▶ Dataset entries:
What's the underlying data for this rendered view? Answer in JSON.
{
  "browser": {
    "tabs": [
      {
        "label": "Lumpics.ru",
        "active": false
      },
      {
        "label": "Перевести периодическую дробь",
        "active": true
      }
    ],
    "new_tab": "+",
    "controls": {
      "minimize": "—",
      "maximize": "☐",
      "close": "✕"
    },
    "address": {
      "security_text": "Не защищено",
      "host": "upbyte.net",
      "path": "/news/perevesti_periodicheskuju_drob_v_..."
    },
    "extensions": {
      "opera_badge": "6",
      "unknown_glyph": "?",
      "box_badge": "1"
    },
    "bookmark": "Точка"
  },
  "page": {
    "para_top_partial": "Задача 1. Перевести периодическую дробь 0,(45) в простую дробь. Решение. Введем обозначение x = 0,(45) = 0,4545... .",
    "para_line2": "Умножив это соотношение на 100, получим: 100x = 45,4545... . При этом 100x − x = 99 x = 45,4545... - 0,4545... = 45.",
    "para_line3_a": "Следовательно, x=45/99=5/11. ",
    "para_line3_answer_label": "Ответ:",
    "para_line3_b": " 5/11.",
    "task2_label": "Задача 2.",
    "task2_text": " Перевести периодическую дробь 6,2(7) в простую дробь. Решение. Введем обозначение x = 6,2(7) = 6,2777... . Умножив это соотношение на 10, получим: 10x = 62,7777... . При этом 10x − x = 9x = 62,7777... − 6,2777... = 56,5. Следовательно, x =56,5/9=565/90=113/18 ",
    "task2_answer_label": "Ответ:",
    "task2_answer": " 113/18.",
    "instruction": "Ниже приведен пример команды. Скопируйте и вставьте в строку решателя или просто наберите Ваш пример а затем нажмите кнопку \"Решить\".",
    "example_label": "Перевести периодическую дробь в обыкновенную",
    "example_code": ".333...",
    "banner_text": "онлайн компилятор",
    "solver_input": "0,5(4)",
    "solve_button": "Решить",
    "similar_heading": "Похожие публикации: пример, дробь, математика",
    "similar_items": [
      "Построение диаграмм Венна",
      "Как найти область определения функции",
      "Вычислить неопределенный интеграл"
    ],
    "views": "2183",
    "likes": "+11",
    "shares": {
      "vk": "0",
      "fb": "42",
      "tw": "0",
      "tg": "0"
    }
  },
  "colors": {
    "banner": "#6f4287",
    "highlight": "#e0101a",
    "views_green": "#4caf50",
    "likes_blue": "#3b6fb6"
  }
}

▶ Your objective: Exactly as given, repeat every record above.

▶ Answer to this problem:
What's the underlying data for this rendered view? Answer in JSON.
{
  "browser": {
    "tabs": [
      {
        "label": "Lumpics.ru",
        "active": false
      },
      {
        "label": "Перевести периодическую дробь",
        "active": true
      }
    ],
    "new_tab": "+",
    "controls": {
      "minimize": "—",
      "maximize": "☐",
      "close": "✕"
    },
    "address": {
      "security_text": "Не защищено",
      "host": "upbyte.net",
      "path": "/news/perevesti_periodicheskuju_drob_v_..."
    },
    "extensions": {
      "opera_badge": "6",
      "unknown_glyph": "?",
      "box_badge": "1"
    },
    "bookmark": "Точка"
  },
  "page": {
    "para_top_partial": "Задача 1. Перевести периодическую дробь 0,(45) в простую дробь. Решение. Введем обозначение x = 0,(45) = 0,4545... .",
    "para_line2": "Умножив это соотношение на 100, получим: 100x = 45,4545... . При этом 100x − x = 99 x = 45,4545... - 0,4545... = 45.",
    "para_line3_a": "Следовательно, x=45/99=5/11. ",
    "para_line3_answer_label": "Ответ:",
    "para_line3_b": " 5/11.",
    "task2_label": "Задача 2.",
    "task2_text": " Перевести периодическую дробь 6,2(7) в простую дробь. Решение. Введем обозначение x = 6,2(7) = 6,2777... . Умножив это соотношение на 10, получим: 10x = 62,7777... . При этом 10x − x = 9x = 62,7777... − 6,2777... = 56,5. Следовательно, x =56,5/9=565/90=113/18 ",
    "task2_answer_label": "Ответ:",
    "task2_answer": " 113/18.",
    "instruction": "Ниже приведен пример команды. Скопируйте и вставьте в строку решателя или просто наберите Ваш пример а затем нажмите кнопку \"Решить\".",
    "example_label": "Перевести периодическую дробь в обыкновенную",
    "example_code": ".333...",
    "banner_text": "онлайн компилятор",
    "solver_input": "0,5(4)",
    "solve_button": "Решить",
    "similar_heading": "Похожие публикации: пример, дробь, математика",
    "similar_items": [
      "Построение диаграмм Венна",
      "Как найти область определения функции",
      "Вычислить неопределенный интеграл"
    ],
    "views": "2183",
    "likes": "+11",
    "shares": {
      "vk": "0",
      "fb": "42",
      "tw": "0",
      "tg": "0"
    }
  },
  "colors": {
    "banner": "#6f4287",
    "highlight": "#e0101a",
    "views_green": "#4caf50",
    "likes_blue": "#3b6fb6"
  }
}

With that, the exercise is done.